via School Segregation Leads To More Violent Crime, Study Finds.

Finally Integrating Prom

My first reaction was simply: Why is this still an issue?

It’s remarkable that, in 2013, teenagers are finding they have to overcome objections of adults to engage in an integrated activity. Societies in which races, ethnicities and languages are allowed or required to operate separately never reach the level of integration and understanding necessary to develop harmony and national continuity.

As a nation, our integration progress has become more sporadic and demographic evidence suggests is even reversing in many areas of the country. Continue reading

Segregation Suggestion at CPAC Misses Mark

A controversy erupted recently when a Towson University student suggested that black Republicans should be segregated from white Republicans during a recent gathering of political conservatives. “We self-segregate as it is,” the student was quoted as saying during a Conservative Political Action Conference (CPAC) session.  “I really don’t think we have any other choice, it’s just human nature.”

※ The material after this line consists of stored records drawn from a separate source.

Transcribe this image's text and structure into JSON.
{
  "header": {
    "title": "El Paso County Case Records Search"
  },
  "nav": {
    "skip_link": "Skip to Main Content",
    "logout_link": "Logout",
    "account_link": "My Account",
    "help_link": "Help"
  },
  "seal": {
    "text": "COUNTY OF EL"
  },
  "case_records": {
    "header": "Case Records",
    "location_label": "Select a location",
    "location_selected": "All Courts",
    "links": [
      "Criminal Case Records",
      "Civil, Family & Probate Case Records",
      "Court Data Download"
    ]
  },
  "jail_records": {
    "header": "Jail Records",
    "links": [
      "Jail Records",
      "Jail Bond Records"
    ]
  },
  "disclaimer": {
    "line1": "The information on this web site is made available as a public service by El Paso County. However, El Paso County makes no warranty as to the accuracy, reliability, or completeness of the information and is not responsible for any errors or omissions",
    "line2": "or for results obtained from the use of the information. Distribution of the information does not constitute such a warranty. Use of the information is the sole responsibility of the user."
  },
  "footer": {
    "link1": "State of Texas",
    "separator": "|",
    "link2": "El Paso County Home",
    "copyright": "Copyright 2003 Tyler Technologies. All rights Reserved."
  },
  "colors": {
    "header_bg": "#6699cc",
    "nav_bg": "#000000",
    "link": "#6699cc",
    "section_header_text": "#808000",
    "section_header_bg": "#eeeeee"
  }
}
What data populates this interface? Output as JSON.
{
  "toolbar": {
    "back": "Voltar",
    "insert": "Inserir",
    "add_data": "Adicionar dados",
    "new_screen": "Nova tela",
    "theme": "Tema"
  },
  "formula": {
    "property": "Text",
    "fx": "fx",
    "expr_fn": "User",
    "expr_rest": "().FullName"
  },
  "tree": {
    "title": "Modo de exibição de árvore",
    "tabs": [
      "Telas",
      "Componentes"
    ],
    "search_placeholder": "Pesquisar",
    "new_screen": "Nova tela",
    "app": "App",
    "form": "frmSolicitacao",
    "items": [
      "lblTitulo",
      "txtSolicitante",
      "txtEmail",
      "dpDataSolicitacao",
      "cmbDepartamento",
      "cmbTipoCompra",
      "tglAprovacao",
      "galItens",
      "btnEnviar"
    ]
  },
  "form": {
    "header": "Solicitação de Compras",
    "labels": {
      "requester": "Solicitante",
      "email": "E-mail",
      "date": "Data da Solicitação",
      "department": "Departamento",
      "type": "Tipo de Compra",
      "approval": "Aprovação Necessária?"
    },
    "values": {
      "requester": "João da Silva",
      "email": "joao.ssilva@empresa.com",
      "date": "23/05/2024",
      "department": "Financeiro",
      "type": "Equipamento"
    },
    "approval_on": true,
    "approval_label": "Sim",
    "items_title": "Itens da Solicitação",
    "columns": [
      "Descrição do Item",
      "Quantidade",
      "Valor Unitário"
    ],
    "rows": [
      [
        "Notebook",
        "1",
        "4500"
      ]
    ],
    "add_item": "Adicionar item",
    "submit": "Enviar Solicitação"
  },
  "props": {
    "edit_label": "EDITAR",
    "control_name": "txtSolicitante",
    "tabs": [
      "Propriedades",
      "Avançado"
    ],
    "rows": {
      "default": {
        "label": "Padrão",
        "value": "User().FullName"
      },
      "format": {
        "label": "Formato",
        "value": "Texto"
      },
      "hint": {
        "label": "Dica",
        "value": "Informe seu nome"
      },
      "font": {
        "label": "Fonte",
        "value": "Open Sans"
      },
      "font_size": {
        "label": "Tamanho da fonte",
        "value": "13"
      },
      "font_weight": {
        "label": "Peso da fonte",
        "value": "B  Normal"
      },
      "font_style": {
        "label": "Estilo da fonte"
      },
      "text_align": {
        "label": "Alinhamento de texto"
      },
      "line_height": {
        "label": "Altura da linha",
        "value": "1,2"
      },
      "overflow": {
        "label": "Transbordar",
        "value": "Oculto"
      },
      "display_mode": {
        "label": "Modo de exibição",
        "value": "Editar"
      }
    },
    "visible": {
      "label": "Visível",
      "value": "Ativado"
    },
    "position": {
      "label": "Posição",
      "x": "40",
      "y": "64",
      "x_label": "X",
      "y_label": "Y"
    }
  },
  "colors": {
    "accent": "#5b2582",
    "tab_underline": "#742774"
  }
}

Recent U.S. demographic trends and other historical studies suggest his first statement is accurate. But the idea that we have no other choice but to segregate is wrong, ignores evidence of the value of integration, and weakens our society by separating each of us from others whose philosophies, cultures and ideas can enrich America’s melting pot and us as individuals.

While this article, and many others about the exchange, rightly call out those in the conservative movement who advocate racial intolerance, there is equal evidence that many liberals think race should be a determining factor in establishing a wide range of government policies. Both directions call for the population to be segregated. Segregation does not bode well for America’s future, and should be rejected in whatever forum the idea arises. Building a common language and common elements of culture are necessary pre-conditions to the nation’s long-term survival.

Baltimore Sun Article